This Pittsburgh Pet and People Apparel Company Reaches New Highs Partnering with Snoop Dogg
Little Earth Productions' partnership with the platinum recording artist, mogul and media personality is the latest installment in their 30-year rise to the big leagues.
Did you catch Snoop Dogg’s Super Bowl LVII Sketchers commercial? The chain-adorned poodle that the rapper is pampering was outfitted by the South Side’s very own Little Earth Productions.
“If my dogs ain’t fresh I ain’t fresh” Snoop Dogg, the septuple platinum recording artist, mogul and media personality, said in a press release. “These dogs and their apparel are a reflection of Tha Dogg himself, so they gotta look the role of a Top Dog, ya dig?!?!”
Snoop Dogg’s team worked with Little Earth, a pet and people clothing brand, to create the Snoop Doggie Doggs line, which boasts a chewable boom box that says “bow wow wow yippie yo yippie yay”, a chain-linked dog bowl and a dread-ended baseball cap for dogs, among other items.
Ava DeMarco, co-founder and CEO of Little Earth, says the goal behind the line is to have your dog looking “like rap royalty.”
“People really like that it’s fun and people love to spoil their dogs, and [Snoop Dogg’s] whole idea is, you know, ‘your dog should live like rap royalty, just like me,’” DeMarco says. “So it’s just an opportunity to have fun. Who wouldn’t want to feed their dog out of that little chain-linked bowl?”
The partners launched the first installment of Snoop Doggie Doggs, which also includes a chew toy joint, latticed football jerseys and bandanas, last fall. Next year, DeMarco says they’re looking into a matching set of PJs for pups and their owners.
Snoop Dogg, who will be sharing the stage with Wiz Khalifa on July 18 at the Pavilion at Star Lake, reached out to Little Earth more than a year ago with a petwear line in mind. This marked the first time the local company — which touts partnerships with the NFL, NHL and MLB — would have partnered with a major celebrity. DeMarco says it was a perfect fit.
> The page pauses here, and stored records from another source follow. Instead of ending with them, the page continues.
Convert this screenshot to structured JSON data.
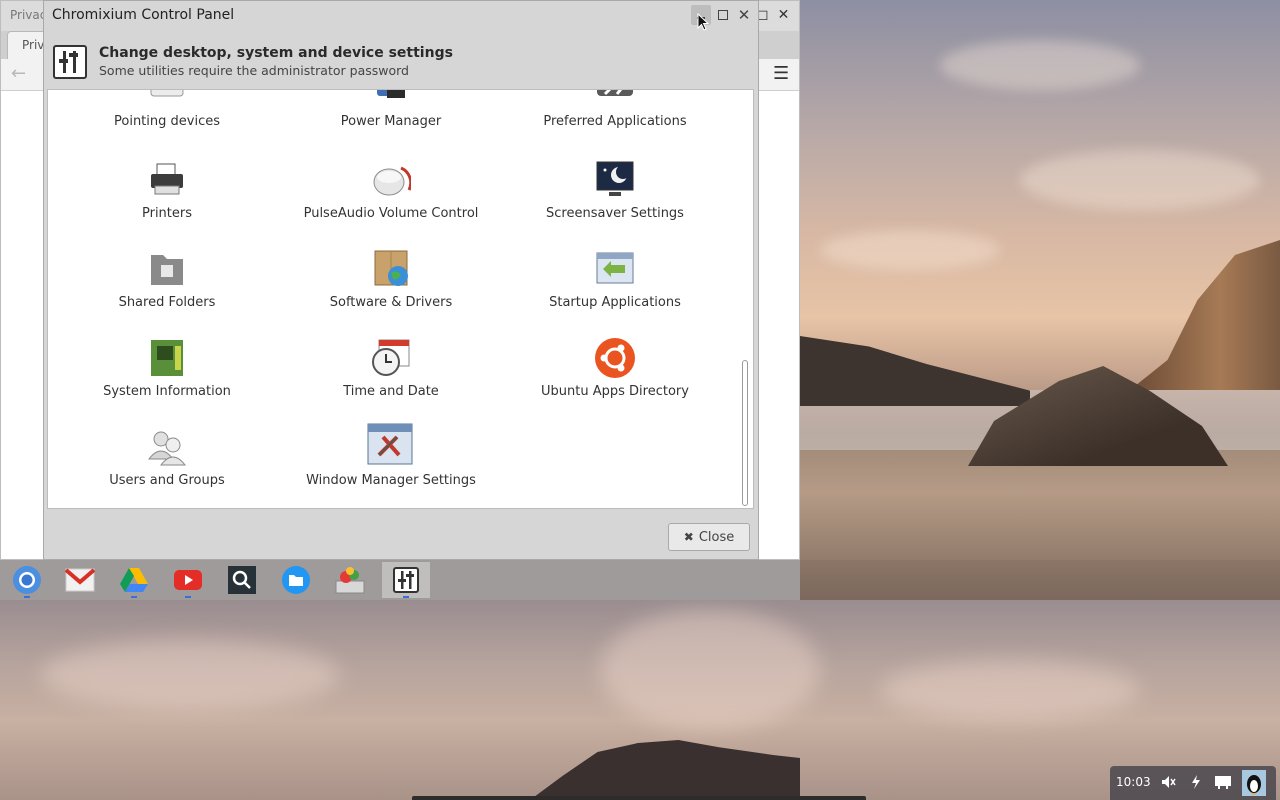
{
  "browser": {
    "top_text": "Privac",
    "tab_label": "Priv"
  },
  "window": {
    "title": "Chromixium Control Panel",
    "header_title": "Change desktop, system and device settings",
    "header_subtitle": "Some utilities require the administrator password",
    "close_button_label": "Close"
  },
  "items": [
    {
      "label": "Pointing devices",
      "icon": "mouse-icon"
    },
    {
      "label": "Power Manager",
      "icon": "battery-icon"
    },
    {
      "label": "Preferred Applications",
      "icon": "tools-icon"
    },
    {
      "label": "Printers",
      "icon": "printer-icon"
    },
    {
      "label": "PulseAudio Volume Control",
      "icon": "speaker-icon"
    },
    {
      "label": "Screensaver Settings",
      "icon": "monitor-moon-icon"
    },
    {
      "label": "Shared Folders",
      "icon": "shared-folder-icon"
    },
    {
      "label": "Software & Drivers",
      "icon": "package-globe-icon"
    },
    {
      "label": "Startup Applications",
      "icon": "startup-arrow-icon"
    },
    {
      "label": "System Information",
      "icon": "circuit-board-icon"
    },
    {
      "label": "Time and Date",
      "icon": "clock-calendar-icon"
    },
    {
      "label": "Ubuntu Apps Directory",
      "icon": "ubuntu-logo-icon"
    },
    {
      "label": "Users and Groups",
      "icon": "users-icon"
    },
    {
      "label": "Window Manager Settings",
      "icon": "window-tools-icon"
    }
  ],
  "shelf": [
    {
      "name": "chromium",
      "icon": "chromium-icon"
    },
    {
      "name": "gmail",
      "icon": "gmail-icon"
    },
    {
      "name": "google-drive",
      "icon": "drive-icon"
    },
    {
      "name": "youtube",
      "icon": "youtube-icon"
    },
    {
      "name": "search",
      "icon": "search-icon"
    },
    {
      "name": "files",
      "icon": "folder-icon"
    },
    {
      "name": "software",
      "icon": "software-center-icon"
    },
    {
      "name": "control-panel",
      "icon": "control-panel-icon"
    }
  ],
  "tray": {
    "time": "10:03"
  },
  "colors": {
    "accent": "#3b6fd8",
    "ubuntu_orange": "#e95420"
  }
}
Among his other ventures, Snoop Dogg also has his face on wine bottles and owns a marijuana brand.
Previously based in the Hill District, Little Earth has been catering to Pittsburgh’s hunger for local merch for more than 30 years. The company got its start making recycled bottle cap belts and license plate handbags with a soft heart for the Steelers, Penguins and Pirates.
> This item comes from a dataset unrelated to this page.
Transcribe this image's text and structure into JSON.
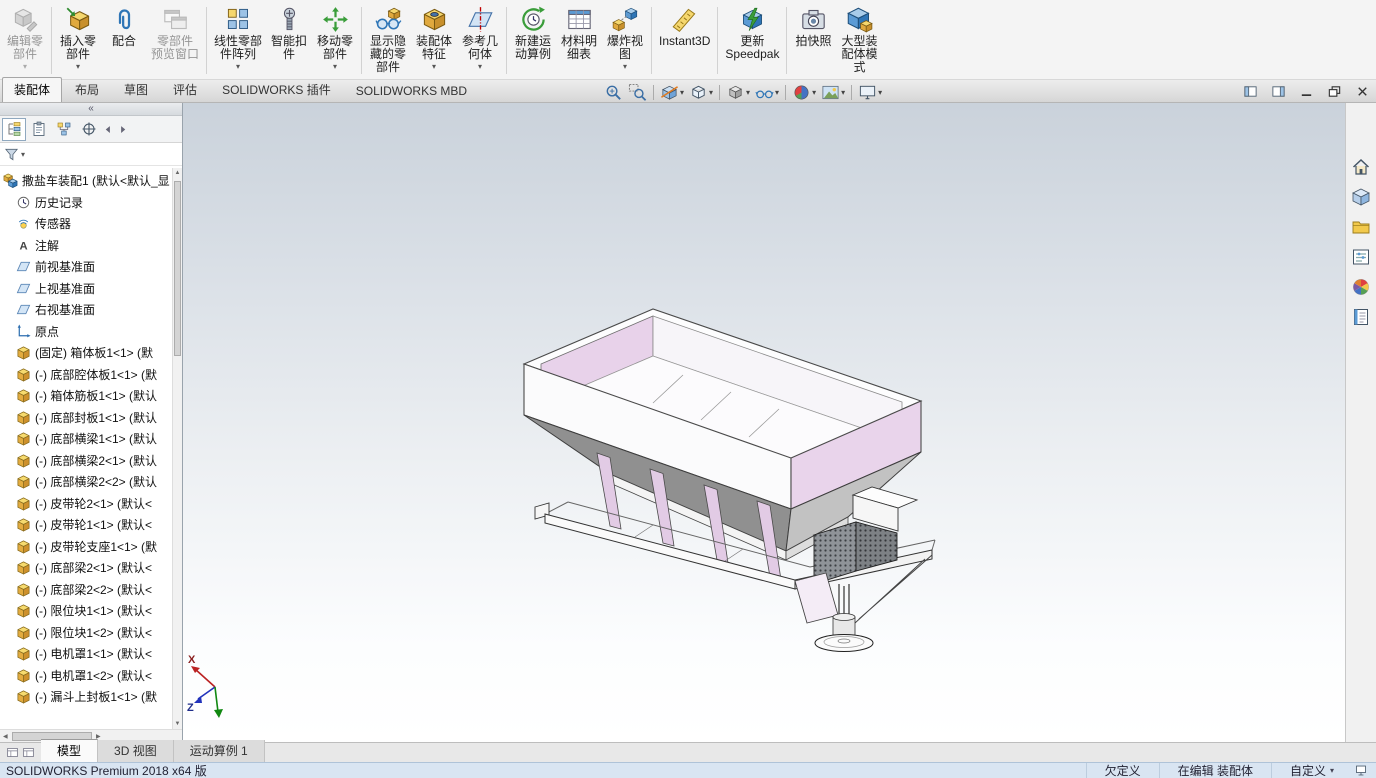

For a period in 2008, DeMarco says each player on the Steelers had a personalized handbag in their lockers. When a representative for the NFL saw one of the player’s girlfriends sporting the black and gold, DeMarco says that’s when Little Earth “really got into this whole thing.”
“We started switching over to licensed products,” DeMarco says. “We got a license with the NFL and then eventually with Major League Baseball, about 60 colleges and the National Hockey League. So now we primarily make licensed products for sports fans and their pets.”
The company also licenses to NASCAR and Major League Soccer and has more recently picked up contracts with the NCAA to outfit college football fans and their pets with the colors of their favorite teams
The all-in-one office space, warehouse and factory sees thousands of products coming through where they’re decorated, packaged and sold.
With the entire staff working out of the South Side, covering everything from product design to production, DeMarco humbly says “we’re a vertically integrated, tiny company.” A tiny company that holds brand deals across the entire continental United States with sales between $10 million and $50 million.
Turning to Pittsburgh’s homegrown talent, DeMarco said if she were to immortalize any local artist on the pleated back of a dog harness, it would be Andy Warhol. Though no future partners have been identified, DeMarco says the work with Snoop Dogg opens up the gate and they’re “looking at” various options.
“We haven’t identified anyone specifically because you really need somebody that has a very broad-base wide appeal,” DeMarco says. “And they’re not going to be like, next year, after their big hits are over, everybody’s forgotten about them.”